The recent firing of a union leader at a Chinese-owned oil refinery in Kyrgyzstan is the company’s latest attempt in the past two years to prevent workers from forming a union, according to the global union IndustriALL and workers.

Kyrgyzstan, Solidarity Center, oil refinery, unions

Zhanaydar Ahmetov, leader of the trade union committee at China Petrol Company Zhongda was fired and locked out of the plant. Credit: IndustriALL

Zhanaydar Ahmetov, leader of the trade union committee at China Petrol Company Zhongda was fired and locked out of the plant on August 29, the second union leader dismissed in two years, factory workers say. Oil refinery workers created a union last December, elected Ahmetov as chairman and joined the Mining and Metallurgy Trade Union of Kyrgyzstan (MMTUK). Some 350 of the 400 Kyrgyz workers in the refinery have joined the union. Although they negotiated a contract with management in January, the company refuses to sign it.

(Take action to urge the company to reinstate Ahmetov.)

The company now is challenging the union’s registration in court. In March, management set up a company-controlled union, and workers report that managers are pressuring them to join it.

Hazardous, Even Deadly Workplace Conditions
Following Ahmetov’s dismissal, hundreds of workers rallied at the refinery, demanding his reinstatement and reiterating to management the need for improved safety and health measures, an increase in wages and a collective bargaining agreement. Workers say workplace hazards include plant machinery with instruction and warning signs posted in Chinese, posing serious and even deadly risks to the primarily Kyrgyz-speaking factory workers.

In July, management refused entry to MMWUK’s safety and health inspectors, according to workers.

MMTUK President Eldar Tadjibaev says if management will not negotiate with workers, the union will take the company’s repeated violations of labor and human rights to the Kyrgyz state prosecutor.

Workers Forced to Sign Contract Lowering Their Wages
Zhongda, which began operating in Kyrgyzstan in 2013, employs nearly 1,000 workers, including management staff. Workers first created a union in April 2014, and in May, union leader Nuraev Almazbek was fired and the union disbanded.
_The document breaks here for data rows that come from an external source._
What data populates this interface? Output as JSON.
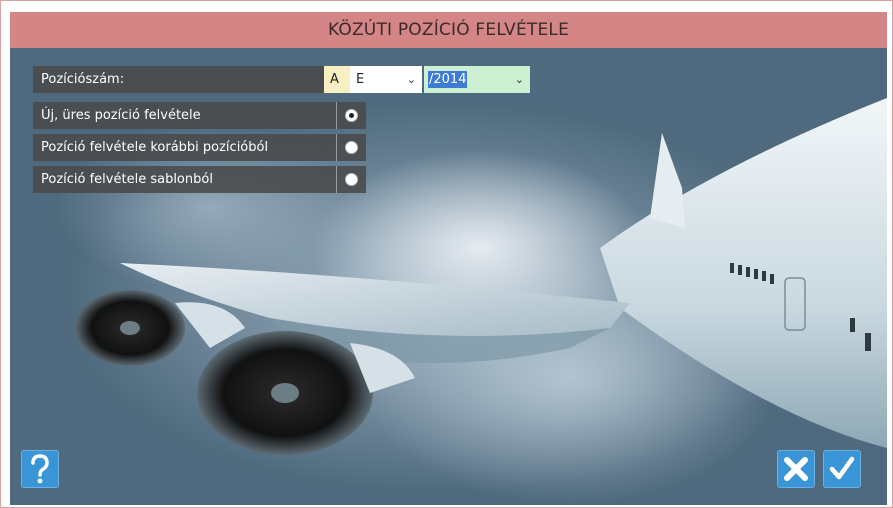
{
  "window": {
    "title": "KÖZÚTI POZÍCIÓ FELVÉTELE"
  },
  "form": {
    "position_label": "Pozíciószám:",
    "prefix_value": "A",
    "type_select": {
      "selected": "E"
    },
    "year_select": {
      "selected": "/2014"
    },
    "options": [
      {
        "label": "Új, üres pozíció felvétele",
        "checked": true
      },
      {
        "label": "Pozíció felvétele korábbi pozícióból",
        "checked": false
      },
      {
        "label": "Pozíció felvétele sablonból",
        "checked": false
      }
    ]
  },
  "buttons": {
    "help_icon": "question-mark-icon",
    "cancel_icon": "x-icon",
    "ok_icon": "checkmark-icon"
  },
  "colors": {
    "titlebar": "#d48686",
    "button": "#3a95d6",
    "panel": "#4a4a4a"
  }
}
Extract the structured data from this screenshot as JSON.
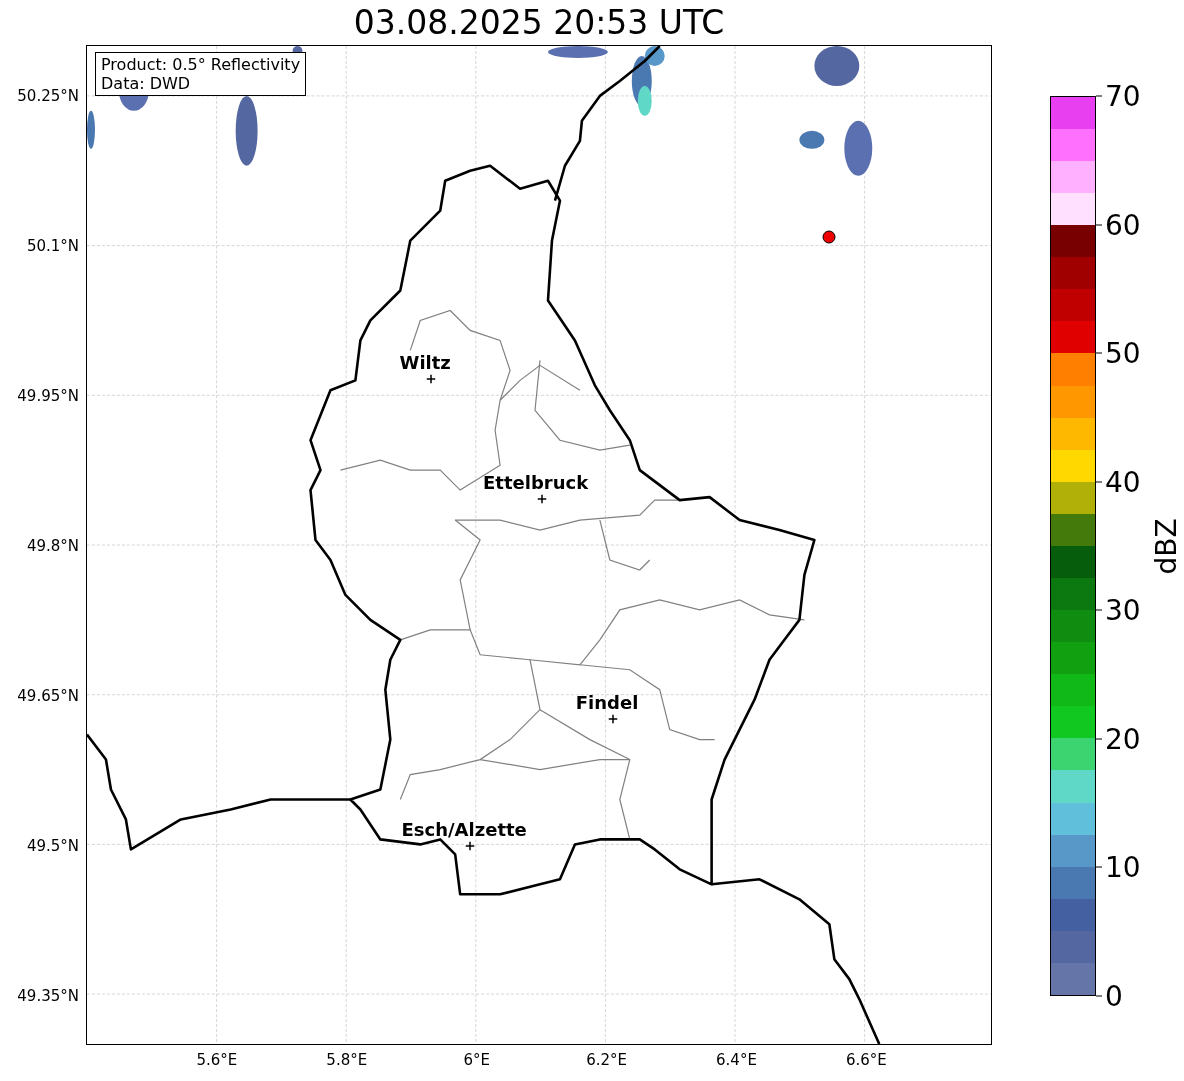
{
  "title": "03.08.2025 20:53 UTC",
  "info_box": [
    "Product: 0.5° Reflectivity",
    "Data: DWD"
  ],
  "map": {
    "xticks": [
      "5.6°E",
      "5.8°E",
      "6°E",
      "6.2°E",
      "6.4°E",
      "6.6°E"
    ],
    "yticks": [
      "50.25°N",
      "50.1°N",
      "49.95°N",
      "49.8°N",
      "49.65°N",
      "49.5°N",
      "49.35°N"
    ],
    "cities": [
      "Wiltz",
      "Ettelbruck",
      "Findel",
      "Esch/Alzette"
    ]
  },
  "colorbar": {
    "label": "dBZ",
    "ticks": [
      "70",
      "60",
      "50",
      "40",
      "30",
      "20",
      "10",
      "0"
    ]
  }
}
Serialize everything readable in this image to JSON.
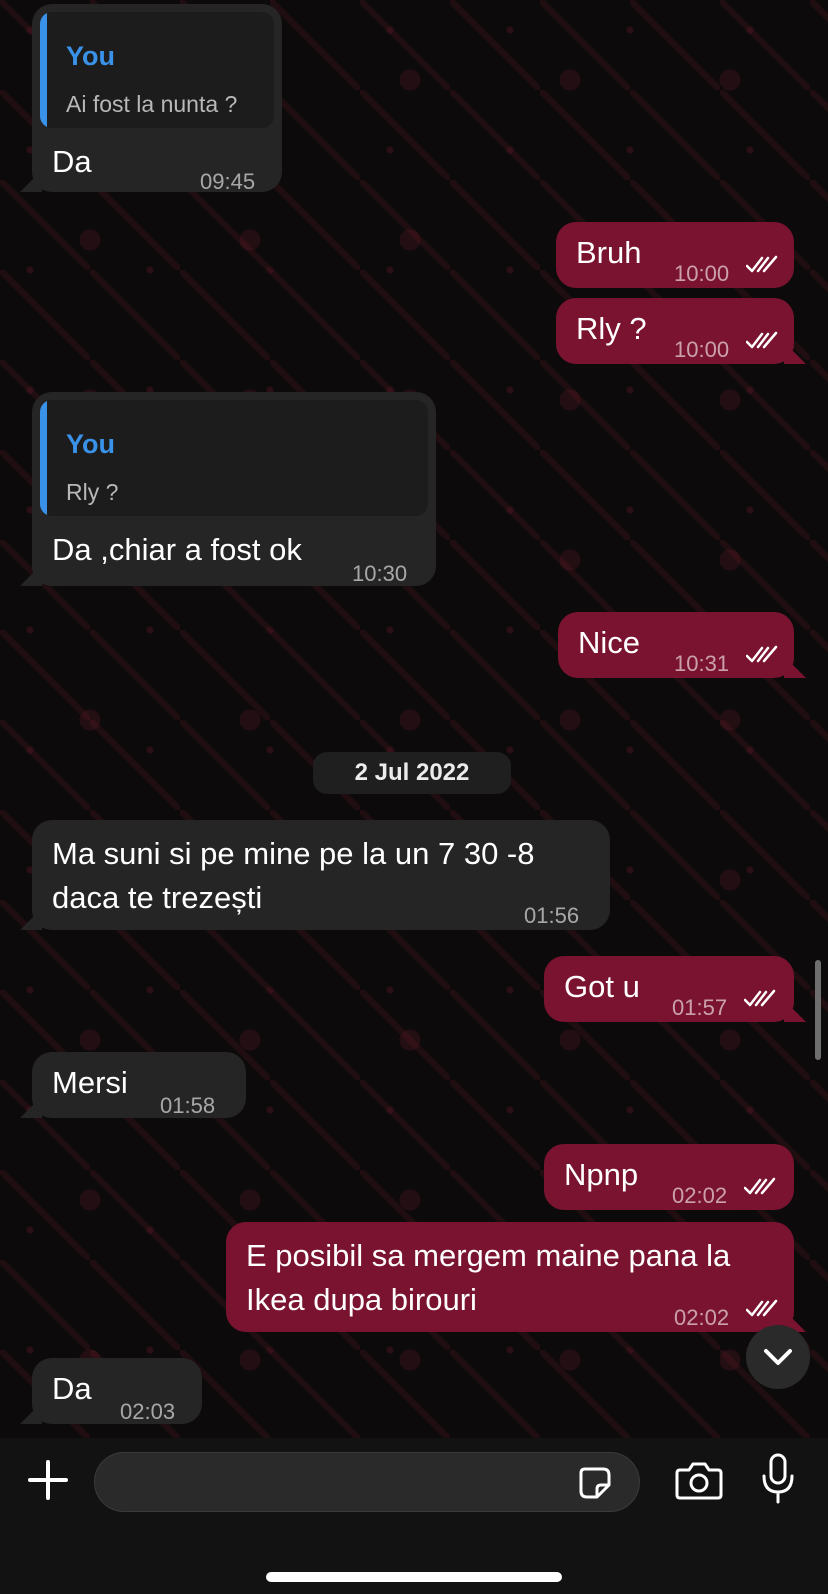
{
  "messages": [
    {
      "direction": "in",
      "reply": {
        "name": "You",
        "text": "Ai fost la nunta ?"
      },
      "text": "Da",
      "time": "09:45"
    },
    {
      "direction": "out",
      "text": "Bruh",
      "time": "10:00",
      "read": true
    },
    {
      "direction": "out",
      "text": "Rly ?",
      "time": "10:00",
      "read": true
    },
    {
      "direction": "in",
      "reply": {
        "name": "You",
        "text": "Rly ?"
      },
      "text": "Da ,chiar a fost ok",
      "time": "10:30"
    },
    {
      "direction": "out",
      "text": "Nice",
      "time": "10:31",
      "read": true
    },
    {
      "direction": "in",
      "text_lines": [
        "Ma suni si pe mine pe la un 7 30 -8",
        "daca te trezești"
      ],
      "time": "01:56"
    },
    {
      "direction": "out",
      "text": "Got u",
      "time": "01:57",
      "read": true
    },
    {
      "direction": "in",
      "text": "Mersi",
      "time": "01:58"
    },
    {
      "direction": "out",
      "text": "Npnp",
      "time": "02:02",
      "read": true
    },
    {
      "direction": "out",
      "text_lines": [
        "E posibil sa mergem maine pana la",
        "Ikea dupa birouri"
      ],
      "time": "02:02",
      "read": true
    },
    {
      "direction": "in",
      "text": "Da",
      "time": "02:03"
    }
  ],
  "date_separator": "2 Jul 2022",
  "composer": {
    "placeholder": "",
    "icons": [
      "plus-icon",
      "sticker-icon",
      "camera-icon",
      "microphone-icon"
    ]
  },
  "colors": {
    "incoming_bubble": "#252525",
    "outgoing_bubble": "#7a1330",
    "quote_accent": "#3a92e8",
    "background": "#0c0a0b"
  }
}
Almazbek is suing the company over the illegal dismissal.

Last November, managers told workers if they did not sign a contract lowering their wages, their actions would be interpreted as unwillingness to work and they would be fired.

Workers also are seeking compensation for hazardous working conditions, transparency about the hazards posed by specific duties and adherence to government regulations stipulating 90 percent of the workforce be locally based.